→ **Your instructions**: Search the entries below for "true". Report each line where it occurs.

Records contained in a dataset
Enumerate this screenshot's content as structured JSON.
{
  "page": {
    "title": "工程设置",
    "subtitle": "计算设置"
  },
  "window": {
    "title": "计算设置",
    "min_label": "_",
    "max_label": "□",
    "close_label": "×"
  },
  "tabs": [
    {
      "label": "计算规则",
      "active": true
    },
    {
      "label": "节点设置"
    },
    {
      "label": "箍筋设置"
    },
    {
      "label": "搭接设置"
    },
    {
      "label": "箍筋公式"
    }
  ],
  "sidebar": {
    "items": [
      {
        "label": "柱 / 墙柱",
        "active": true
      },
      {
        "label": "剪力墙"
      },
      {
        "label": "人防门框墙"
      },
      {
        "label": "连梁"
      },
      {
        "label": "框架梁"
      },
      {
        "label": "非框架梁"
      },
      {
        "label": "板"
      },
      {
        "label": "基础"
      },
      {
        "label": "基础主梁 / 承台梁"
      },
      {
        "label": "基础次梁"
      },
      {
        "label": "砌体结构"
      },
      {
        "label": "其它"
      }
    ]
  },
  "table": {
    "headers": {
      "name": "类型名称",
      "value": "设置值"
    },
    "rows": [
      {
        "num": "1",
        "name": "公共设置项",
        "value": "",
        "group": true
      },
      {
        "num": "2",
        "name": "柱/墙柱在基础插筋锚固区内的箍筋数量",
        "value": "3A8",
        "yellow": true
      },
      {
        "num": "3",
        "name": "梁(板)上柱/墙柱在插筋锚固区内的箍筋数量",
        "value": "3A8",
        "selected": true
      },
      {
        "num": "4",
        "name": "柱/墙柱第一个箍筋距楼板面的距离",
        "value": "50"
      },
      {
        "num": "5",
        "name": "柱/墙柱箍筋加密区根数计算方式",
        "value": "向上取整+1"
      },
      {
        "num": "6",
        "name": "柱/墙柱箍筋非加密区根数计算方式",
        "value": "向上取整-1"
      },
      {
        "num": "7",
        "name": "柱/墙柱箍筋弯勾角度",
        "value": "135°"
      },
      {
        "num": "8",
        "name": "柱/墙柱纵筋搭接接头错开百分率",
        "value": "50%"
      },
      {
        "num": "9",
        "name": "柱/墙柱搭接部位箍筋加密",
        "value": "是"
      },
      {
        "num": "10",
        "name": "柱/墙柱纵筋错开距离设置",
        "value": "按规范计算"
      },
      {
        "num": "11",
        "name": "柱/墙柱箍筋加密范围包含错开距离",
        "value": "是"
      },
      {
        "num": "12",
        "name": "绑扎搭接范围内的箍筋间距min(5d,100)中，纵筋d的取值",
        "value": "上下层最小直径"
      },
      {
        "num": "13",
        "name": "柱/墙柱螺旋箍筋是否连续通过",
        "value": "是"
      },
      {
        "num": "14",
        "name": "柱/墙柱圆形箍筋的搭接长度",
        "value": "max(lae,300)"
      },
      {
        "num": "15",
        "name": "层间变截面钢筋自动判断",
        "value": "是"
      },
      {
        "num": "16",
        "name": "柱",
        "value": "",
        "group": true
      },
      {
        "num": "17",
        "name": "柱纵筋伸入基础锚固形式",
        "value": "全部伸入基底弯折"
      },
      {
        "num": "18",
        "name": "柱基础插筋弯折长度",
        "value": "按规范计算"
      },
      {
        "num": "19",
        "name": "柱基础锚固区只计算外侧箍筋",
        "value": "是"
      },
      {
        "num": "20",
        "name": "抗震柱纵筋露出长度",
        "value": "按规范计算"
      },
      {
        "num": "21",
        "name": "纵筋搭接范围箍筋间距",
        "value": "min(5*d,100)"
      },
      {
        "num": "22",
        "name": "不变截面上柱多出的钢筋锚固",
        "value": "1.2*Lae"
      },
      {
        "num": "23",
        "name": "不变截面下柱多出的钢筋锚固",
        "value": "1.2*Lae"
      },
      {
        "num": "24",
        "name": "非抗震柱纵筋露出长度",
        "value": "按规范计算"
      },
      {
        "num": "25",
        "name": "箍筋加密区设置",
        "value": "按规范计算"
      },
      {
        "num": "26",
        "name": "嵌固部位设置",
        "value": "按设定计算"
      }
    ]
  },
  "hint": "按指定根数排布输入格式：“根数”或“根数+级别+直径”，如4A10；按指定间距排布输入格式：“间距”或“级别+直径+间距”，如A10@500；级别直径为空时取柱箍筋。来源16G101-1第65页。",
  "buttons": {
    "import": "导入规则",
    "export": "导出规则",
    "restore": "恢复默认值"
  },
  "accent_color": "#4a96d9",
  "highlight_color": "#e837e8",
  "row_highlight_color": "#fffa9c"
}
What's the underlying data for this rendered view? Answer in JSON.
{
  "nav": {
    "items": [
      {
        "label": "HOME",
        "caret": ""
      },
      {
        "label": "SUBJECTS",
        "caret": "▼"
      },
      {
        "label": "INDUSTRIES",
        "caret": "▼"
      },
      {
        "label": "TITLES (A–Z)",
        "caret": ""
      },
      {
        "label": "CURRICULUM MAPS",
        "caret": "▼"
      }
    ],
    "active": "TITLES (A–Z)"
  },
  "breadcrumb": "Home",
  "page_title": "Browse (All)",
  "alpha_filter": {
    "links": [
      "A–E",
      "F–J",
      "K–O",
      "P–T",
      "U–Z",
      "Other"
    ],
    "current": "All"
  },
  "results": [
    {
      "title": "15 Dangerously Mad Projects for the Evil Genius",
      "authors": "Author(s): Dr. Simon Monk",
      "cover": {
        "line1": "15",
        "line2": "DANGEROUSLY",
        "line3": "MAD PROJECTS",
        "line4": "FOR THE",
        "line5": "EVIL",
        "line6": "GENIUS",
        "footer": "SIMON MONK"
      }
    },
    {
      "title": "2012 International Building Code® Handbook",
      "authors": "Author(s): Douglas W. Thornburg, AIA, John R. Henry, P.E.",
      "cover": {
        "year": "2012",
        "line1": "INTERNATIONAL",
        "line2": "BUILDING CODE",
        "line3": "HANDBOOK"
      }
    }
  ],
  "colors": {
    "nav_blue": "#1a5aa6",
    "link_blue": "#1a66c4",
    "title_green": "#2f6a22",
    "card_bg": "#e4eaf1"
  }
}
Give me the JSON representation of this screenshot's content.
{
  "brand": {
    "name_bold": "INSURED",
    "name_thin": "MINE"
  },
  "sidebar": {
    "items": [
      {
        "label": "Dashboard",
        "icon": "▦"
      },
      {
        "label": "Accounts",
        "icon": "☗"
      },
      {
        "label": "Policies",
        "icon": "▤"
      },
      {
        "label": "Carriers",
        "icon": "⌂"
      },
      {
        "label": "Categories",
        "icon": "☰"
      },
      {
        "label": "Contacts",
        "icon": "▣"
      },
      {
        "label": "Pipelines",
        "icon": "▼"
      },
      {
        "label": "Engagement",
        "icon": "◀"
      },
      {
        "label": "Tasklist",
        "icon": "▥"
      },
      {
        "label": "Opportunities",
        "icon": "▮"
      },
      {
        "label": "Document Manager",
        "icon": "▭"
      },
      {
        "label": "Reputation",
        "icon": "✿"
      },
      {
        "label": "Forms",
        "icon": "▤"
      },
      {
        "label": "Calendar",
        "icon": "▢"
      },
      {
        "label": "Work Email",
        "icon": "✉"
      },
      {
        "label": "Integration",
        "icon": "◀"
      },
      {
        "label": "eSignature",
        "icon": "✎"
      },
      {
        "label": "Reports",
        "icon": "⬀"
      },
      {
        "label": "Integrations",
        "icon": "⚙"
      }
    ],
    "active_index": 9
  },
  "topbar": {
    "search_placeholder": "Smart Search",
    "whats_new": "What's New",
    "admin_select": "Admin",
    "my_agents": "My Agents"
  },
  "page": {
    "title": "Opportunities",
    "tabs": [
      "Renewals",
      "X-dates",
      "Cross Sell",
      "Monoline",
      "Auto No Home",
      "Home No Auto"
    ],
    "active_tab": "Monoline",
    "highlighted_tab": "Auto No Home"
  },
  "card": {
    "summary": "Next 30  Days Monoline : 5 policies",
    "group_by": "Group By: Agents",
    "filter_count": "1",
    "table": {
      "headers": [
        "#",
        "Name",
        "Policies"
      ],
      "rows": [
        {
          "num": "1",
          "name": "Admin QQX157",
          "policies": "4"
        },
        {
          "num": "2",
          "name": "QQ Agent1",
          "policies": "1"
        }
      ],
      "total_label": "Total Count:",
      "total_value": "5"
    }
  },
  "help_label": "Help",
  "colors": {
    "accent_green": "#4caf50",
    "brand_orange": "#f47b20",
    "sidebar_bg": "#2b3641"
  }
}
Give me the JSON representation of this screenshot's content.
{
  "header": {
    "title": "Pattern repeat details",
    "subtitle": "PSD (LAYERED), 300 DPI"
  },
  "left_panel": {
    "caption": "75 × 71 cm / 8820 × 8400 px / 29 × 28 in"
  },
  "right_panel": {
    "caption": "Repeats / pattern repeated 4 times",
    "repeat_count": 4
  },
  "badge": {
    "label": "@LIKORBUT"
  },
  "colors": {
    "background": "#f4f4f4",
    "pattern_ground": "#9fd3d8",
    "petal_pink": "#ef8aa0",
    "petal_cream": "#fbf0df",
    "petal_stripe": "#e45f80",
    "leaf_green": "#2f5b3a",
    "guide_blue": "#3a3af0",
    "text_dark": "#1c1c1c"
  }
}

→ **Answer for this exercise**:
      "active": true
        "active": true
        "group": true
        "yellow": true
        "selected": true
        "group": true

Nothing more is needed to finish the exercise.